Dataset rows for apps and sites:
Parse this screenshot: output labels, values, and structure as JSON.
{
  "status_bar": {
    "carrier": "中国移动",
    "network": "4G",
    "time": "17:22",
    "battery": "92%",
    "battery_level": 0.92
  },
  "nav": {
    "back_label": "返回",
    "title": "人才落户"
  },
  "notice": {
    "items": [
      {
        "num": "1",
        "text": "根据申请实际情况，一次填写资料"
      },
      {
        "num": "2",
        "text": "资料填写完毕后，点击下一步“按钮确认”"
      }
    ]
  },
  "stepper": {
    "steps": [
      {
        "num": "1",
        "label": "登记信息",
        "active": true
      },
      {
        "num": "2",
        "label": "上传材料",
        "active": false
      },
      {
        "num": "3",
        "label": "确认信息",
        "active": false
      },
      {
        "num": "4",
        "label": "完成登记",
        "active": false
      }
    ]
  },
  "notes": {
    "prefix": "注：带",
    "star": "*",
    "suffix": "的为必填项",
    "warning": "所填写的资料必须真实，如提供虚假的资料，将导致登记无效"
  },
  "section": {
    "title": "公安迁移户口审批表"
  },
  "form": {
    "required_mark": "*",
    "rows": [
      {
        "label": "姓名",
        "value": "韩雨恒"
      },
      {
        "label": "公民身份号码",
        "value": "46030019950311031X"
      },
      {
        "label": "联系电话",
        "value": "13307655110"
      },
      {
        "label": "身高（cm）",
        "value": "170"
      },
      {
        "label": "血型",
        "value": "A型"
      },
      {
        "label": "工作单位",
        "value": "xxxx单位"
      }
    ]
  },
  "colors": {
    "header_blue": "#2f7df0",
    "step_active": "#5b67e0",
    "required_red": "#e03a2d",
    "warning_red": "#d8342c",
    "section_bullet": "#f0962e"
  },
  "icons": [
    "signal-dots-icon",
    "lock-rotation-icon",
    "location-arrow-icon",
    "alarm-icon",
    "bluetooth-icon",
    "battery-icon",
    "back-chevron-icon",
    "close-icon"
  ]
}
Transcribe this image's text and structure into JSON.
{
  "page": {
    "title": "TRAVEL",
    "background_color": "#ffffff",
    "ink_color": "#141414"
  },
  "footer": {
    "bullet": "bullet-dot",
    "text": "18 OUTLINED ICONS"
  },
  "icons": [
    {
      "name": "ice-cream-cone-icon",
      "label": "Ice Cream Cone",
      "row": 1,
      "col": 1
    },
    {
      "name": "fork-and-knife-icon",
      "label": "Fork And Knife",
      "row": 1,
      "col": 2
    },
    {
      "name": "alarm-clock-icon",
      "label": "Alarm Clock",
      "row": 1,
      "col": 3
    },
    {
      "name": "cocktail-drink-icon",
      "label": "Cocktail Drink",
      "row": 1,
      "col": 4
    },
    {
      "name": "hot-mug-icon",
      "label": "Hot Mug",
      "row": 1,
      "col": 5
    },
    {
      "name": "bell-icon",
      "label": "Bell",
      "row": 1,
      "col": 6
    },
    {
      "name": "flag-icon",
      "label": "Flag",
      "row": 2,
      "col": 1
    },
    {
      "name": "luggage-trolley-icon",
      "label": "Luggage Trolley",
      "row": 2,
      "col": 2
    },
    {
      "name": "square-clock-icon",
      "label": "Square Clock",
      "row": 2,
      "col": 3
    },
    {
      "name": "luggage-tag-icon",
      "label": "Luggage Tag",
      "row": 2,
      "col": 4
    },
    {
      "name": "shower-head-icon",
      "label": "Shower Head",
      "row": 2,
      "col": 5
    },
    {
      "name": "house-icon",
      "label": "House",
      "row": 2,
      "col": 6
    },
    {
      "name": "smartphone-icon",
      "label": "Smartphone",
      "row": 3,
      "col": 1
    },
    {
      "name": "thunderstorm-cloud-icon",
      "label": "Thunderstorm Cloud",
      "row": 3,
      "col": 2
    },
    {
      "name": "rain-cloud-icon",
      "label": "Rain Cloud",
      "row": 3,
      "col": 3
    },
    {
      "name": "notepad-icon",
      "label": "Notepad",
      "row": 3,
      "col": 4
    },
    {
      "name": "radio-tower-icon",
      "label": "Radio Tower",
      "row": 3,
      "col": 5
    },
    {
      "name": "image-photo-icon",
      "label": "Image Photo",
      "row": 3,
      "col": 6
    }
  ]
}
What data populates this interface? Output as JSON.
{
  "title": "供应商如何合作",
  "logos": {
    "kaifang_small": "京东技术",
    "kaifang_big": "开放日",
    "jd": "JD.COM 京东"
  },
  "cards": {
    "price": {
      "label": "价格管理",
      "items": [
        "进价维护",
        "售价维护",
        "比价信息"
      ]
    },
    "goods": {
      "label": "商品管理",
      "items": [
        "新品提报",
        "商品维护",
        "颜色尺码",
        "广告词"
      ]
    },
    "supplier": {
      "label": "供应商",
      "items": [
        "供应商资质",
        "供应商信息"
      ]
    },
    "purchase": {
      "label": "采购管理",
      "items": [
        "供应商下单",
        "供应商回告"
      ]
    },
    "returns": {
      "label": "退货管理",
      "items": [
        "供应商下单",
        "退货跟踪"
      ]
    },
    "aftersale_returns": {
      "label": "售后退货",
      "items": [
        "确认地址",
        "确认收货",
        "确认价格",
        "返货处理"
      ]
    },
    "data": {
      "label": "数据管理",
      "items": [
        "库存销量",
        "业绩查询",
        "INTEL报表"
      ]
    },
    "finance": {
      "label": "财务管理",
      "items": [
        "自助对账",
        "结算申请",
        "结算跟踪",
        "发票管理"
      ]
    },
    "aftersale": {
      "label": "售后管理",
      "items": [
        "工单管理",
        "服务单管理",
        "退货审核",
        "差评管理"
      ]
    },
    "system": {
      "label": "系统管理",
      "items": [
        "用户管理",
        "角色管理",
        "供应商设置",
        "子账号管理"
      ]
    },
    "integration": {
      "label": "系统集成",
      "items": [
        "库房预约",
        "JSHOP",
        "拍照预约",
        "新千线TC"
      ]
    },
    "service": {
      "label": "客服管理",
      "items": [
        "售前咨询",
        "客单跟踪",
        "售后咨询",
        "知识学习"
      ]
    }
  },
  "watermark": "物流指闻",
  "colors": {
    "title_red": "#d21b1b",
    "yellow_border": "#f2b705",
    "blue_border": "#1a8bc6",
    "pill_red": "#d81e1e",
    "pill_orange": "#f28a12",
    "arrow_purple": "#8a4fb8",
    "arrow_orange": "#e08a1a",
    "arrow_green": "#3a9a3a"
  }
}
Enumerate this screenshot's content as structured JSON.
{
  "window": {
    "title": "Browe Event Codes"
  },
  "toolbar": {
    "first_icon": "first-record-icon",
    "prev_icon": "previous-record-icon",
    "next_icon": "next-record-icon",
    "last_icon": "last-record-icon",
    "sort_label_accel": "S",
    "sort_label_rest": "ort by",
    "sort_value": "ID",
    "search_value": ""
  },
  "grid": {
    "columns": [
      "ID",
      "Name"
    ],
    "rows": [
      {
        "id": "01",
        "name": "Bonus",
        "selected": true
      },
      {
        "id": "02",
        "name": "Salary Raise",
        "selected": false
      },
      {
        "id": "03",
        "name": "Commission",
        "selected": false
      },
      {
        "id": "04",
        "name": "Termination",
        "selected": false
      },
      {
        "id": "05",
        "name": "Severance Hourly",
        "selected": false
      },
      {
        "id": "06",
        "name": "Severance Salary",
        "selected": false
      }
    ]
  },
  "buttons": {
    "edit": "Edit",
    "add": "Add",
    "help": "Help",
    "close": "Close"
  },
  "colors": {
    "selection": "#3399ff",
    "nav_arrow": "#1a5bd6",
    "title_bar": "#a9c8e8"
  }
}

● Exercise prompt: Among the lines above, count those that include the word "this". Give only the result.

● The completed task: 4